Measures 66 & 67 Passed

Oregonians recently passed two ballot initiatives, Measures 66 & 67, so corporations and wealthy Oregonians will now pay just a little bit more in order to prevent deep cuts to essential services like education, healthcare, and public safety. Tax Fairness Oregon worked closely with other grassroots organizations to get these measures passed.

The two laws, passed by the legislature in 2009, increases tax fairness. Together they are expected to raise $733 million over the next two-year budget. These two bills were referred to Oregonians in a special election held January 26, 2010.

The  initiatives ensure that this revenue is available for important programs. Defeat of these measures would have led to huge additional cuts to critical state services.

Corporate Tax Reforms:

In 2009, 63% of C-Corporations doing business in Oregon paid only the $10 corporate minimum, this hadn’t changed since 1931. Now, they will finally be required to pay more.

There is now a new business minimum tax based on sales in Oregon, and there’s an increase in the tax rate for C-Corporations — businesses will pay one or the other, not both of these increases.

The new minimum tax is $150, unless a business has sales of more than $500,000.

If a C-Corporation shows profits, their tax rate on profits of less than $250,000 will remain unchanged.
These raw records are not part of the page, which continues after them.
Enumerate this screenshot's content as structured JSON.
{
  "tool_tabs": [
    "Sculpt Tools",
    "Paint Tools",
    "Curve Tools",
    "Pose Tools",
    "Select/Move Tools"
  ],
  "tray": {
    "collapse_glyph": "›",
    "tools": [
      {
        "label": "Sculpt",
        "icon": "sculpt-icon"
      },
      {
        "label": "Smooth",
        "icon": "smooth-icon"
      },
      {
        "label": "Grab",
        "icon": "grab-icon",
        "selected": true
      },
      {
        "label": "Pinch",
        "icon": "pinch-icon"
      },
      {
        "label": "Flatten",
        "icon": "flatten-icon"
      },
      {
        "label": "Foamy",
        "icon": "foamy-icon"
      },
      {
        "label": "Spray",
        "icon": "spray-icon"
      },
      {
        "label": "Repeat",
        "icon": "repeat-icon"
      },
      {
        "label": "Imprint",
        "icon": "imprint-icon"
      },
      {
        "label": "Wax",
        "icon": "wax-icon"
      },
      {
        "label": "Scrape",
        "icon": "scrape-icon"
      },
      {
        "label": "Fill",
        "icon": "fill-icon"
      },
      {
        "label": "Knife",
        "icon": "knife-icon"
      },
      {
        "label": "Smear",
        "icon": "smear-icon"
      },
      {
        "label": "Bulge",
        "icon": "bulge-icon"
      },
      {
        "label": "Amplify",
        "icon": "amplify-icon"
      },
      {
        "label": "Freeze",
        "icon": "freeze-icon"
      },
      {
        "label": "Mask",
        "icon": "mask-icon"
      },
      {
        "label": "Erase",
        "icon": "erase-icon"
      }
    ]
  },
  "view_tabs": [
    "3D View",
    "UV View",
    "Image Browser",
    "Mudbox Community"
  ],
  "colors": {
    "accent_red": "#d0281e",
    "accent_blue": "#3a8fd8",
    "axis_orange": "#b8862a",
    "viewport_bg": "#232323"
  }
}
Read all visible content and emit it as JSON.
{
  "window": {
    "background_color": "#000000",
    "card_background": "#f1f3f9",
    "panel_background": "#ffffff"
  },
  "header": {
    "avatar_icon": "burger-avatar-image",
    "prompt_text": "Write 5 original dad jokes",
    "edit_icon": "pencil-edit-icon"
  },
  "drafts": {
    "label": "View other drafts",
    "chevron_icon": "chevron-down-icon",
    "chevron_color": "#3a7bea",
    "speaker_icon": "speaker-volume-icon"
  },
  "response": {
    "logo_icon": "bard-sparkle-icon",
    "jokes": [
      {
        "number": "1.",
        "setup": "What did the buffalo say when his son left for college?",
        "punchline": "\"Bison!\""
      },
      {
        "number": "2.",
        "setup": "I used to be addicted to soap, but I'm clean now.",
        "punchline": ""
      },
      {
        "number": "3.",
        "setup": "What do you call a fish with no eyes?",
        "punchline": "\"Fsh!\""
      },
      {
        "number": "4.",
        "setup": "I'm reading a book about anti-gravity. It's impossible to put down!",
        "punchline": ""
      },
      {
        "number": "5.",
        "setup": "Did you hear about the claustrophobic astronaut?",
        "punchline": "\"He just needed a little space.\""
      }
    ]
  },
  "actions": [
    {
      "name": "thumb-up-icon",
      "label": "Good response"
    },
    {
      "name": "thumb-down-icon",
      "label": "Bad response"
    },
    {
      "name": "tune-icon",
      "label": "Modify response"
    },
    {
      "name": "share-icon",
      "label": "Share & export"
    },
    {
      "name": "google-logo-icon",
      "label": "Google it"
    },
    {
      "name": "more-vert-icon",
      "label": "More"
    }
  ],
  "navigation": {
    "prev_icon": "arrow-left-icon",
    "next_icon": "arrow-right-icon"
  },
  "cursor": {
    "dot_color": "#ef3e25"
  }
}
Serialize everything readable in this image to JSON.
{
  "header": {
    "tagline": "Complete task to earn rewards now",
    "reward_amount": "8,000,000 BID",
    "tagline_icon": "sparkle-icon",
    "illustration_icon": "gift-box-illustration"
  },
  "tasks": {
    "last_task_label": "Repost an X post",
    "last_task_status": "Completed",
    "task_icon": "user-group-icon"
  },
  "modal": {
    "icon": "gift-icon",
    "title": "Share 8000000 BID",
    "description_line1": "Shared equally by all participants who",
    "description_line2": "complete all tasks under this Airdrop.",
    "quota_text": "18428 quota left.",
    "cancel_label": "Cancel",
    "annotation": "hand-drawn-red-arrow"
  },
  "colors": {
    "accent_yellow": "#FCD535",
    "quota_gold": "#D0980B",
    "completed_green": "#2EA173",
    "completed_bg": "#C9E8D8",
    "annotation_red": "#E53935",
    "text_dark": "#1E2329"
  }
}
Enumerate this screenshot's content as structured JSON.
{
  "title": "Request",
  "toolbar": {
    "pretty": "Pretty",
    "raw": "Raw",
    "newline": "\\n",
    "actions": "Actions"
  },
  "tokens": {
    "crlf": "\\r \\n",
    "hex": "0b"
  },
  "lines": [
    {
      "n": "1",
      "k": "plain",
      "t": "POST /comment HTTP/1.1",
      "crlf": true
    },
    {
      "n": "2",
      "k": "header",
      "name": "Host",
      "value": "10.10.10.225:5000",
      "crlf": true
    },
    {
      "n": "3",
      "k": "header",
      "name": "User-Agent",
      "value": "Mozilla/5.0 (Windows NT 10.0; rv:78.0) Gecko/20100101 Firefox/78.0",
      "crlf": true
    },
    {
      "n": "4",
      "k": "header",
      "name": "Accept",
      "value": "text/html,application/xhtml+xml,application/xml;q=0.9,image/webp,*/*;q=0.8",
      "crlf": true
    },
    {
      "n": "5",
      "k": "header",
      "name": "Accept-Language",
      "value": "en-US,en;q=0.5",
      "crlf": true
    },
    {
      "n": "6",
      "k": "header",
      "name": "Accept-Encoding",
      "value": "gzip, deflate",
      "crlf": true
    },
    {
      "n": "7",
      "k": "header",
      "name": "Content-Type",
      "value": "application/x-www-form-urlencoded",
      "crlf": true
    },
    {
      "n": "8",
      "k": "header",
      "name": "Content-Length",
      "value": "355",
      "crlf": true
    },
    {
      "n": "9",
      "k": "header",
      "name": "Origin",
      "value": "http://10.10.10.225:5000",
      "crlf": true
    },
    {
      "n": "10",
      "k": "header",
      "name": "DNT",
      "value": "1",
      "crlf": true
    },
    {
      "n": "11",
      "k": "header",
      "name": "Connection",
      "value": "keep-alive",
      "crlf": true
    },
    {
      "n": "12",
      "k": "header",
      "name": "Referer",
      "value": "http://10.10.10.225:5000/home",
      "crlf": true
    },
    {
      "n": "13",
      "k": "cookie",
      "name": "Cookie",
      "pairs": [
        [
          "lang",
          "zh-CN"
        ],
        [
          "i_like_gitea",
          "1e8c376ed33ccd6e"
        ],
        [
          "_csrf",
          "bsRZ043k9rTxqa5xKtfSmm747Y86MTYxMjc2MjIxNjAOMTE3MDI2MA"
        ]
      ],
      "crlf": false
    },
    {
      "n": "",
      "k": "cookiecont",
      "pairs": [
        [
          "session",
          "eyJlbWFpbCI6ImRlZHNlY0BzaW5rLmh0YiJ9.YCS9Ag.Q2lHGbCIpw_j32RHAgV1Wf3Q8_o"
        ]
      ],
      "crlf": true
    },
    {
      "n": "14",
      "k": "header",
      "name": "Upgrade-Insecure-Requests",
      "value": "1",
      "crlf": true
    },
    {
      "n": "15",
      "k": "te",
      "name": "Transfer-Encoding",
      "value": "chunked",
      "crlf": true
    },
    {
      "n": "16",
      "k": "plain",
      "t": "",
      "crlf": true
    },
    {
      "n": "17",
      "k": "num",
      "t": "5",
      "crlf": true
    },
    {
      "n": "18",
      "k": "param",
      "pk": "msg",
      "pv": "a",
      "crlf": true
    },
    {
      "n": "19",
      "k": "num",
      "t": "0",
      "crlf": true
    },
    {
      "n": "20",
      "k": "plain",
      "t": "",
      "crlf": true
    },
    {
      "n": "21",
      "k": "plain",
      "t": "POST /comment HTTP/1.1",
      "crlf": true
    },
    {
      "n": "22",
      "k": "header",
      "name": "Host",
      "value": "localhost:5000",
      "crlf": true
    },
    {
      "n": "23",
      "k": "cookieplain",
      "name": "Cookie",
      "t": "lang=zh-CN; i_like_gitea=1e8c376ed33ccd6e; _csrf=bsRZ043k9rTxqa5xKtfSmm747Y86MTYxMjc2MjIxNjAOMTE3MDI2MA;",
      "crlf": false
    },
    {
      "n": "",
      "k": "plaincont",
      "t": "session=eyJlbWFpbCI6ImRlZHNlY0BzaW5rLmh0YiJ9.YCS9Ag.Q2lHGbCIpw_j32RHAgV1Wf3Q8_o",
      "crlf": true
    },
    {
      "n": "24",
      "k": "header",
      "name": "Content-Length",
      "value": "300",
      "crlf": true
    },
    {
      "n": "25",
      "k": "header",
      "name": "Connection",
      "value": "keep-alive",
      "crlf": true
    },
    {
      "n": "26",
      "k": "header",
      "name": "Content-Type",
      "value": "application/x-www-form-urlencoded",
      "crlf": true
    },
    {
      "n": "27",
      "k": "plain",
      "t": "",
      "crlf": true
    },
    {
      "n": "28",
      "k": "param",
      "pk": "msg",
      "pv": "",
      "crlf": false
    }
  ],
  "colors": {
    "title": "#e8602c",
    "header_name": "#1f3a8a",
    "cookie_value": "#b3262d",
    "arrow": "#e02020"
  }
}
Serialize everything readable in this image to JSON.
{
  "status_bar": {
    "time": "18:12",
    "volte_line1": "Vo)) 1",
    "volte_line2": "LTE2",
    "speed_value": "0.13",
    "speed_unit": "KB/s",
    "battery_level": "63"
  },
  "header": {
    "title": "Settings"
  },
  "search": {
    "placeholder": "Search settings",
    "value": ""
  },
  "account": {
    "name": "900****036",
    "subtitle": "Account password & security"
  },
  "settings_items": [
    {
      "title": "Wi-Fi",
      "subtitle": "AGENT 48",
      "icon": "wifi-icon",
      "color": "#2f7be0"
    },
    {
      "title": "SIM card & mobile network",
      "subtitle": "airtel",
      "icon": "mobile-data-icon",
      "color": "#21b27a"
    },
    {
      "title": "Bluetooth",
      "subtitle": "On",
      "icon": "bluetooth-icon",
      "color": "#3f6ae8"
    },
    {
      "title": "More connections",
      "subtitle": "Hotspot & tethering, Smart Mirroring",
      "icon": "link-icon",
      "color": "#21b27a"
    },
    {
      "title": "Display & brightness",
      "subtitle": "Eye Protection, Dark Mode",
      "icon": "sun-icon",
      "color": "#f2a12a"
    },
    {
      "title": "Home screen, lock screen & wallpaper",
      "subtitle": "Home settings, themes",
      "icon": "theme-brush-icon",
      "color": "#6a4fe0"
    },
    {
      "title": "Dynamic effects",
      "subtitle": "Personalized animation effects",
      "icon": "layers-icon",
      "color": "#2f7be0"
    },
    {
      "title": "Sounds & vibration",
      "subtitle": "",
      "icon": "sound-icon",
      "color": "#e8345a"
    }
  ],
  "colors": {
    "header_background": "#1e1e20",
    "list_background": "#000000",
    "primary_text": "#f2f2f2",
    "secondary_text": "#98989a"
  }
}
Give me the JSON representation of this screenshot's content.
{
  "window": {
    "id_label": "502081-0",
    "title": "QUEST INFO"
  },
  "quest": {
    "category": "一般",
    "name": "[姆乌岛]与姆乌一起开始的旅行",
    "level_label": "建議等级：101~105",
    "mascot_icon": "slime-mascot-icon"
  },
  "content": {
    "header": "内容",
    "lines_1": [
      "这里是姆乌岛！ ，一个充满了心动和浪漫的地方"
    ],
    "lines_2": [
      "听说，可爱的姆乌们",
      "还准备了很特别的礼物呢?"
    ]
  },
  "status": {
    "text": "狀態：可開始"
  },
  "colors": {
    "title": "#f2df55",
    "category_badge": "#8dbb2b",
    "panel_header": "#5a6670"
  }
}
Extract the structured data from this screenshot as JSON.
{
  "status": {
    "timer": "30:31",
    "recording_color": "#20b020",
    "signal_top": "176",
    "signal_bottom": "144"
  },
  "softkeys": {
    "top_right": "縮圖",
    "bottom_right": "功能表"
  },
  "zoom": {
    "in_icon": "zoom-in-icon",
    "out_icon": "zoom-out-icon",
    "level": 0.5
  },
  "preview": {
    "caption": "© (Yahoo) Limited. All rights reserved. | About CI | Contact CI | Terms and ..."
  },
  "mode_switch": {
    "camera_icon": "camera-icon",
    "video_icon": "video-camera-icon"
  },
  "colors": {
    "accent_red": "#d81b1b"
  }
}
On profits of more than $250,000, the rate increases from 6.6% to 7.9%. In 2013, the rate returns to 6.6% for all profits below $10 million, with a permanent increase to 7.6% only on profits of more than $10 million.

A real world example: a corporation making $260,000 in profit will pay an extra $130 in taxes (1.3% of the $10,000 above $250,000). A corporation declaring no profits will pay a minimum tax of about one tenth of one percent of Oregon sales. A couple making $260,000 in taxable income will pay an extra $180 (1.8% of the taxable income above $250,000).

Personal Tax Reform:

$473 million in new revenue will come from an increase on the richest Oregonians. While there are 1.6 million Oregon taxpayers, only 39,000 will pay more under the new personal tax law. This will increase tax fairness. There will be no change for 97.5% of taxpayers – families with taxable income of less than $250,000 ($125,000 for individuals). There will be rate increases on income above these amounts. For example, a family with $350,000 of Oregon taxable income will see a tax increase of $1800. A family with $1,250,000 of taxable income will see a tax increase of $19,500. In 2012, these increases drop to $900 and $9,000.

There has been some concern that small business owners are targeted by these increases. Even though most wealthy people make some of their money from a “small business,” most of them don’t make most of their money that way. Many of them have an interest in a small business as a sort of sideline; they’ve a beach rental, investment partnership, and/or a hobby farm. The average wealthy person makes 42% of their income from capital gains on investments, 31% from wages, and only 22% from small business sources.

A couple that owns a small business will be affected if they are taking more than $250,000 out of their business. Most small business owners don’t have $250,000 left after paying all their expenses. Those who do, usually invest the money within the business to stimulate its growth.

A real world example: a couple making $260,000 in taxable income will pay an extra $180 (1.8% of the taxable income above $250,000).

Tax Fairness Volunteers Specializing in Income Tax Issues:
Jody Wiser, policy analyst/lobbyist
Peggy Woolsey, policy advocate/lobbyist
Noah Heller, policy/communications
Louis Payne, editor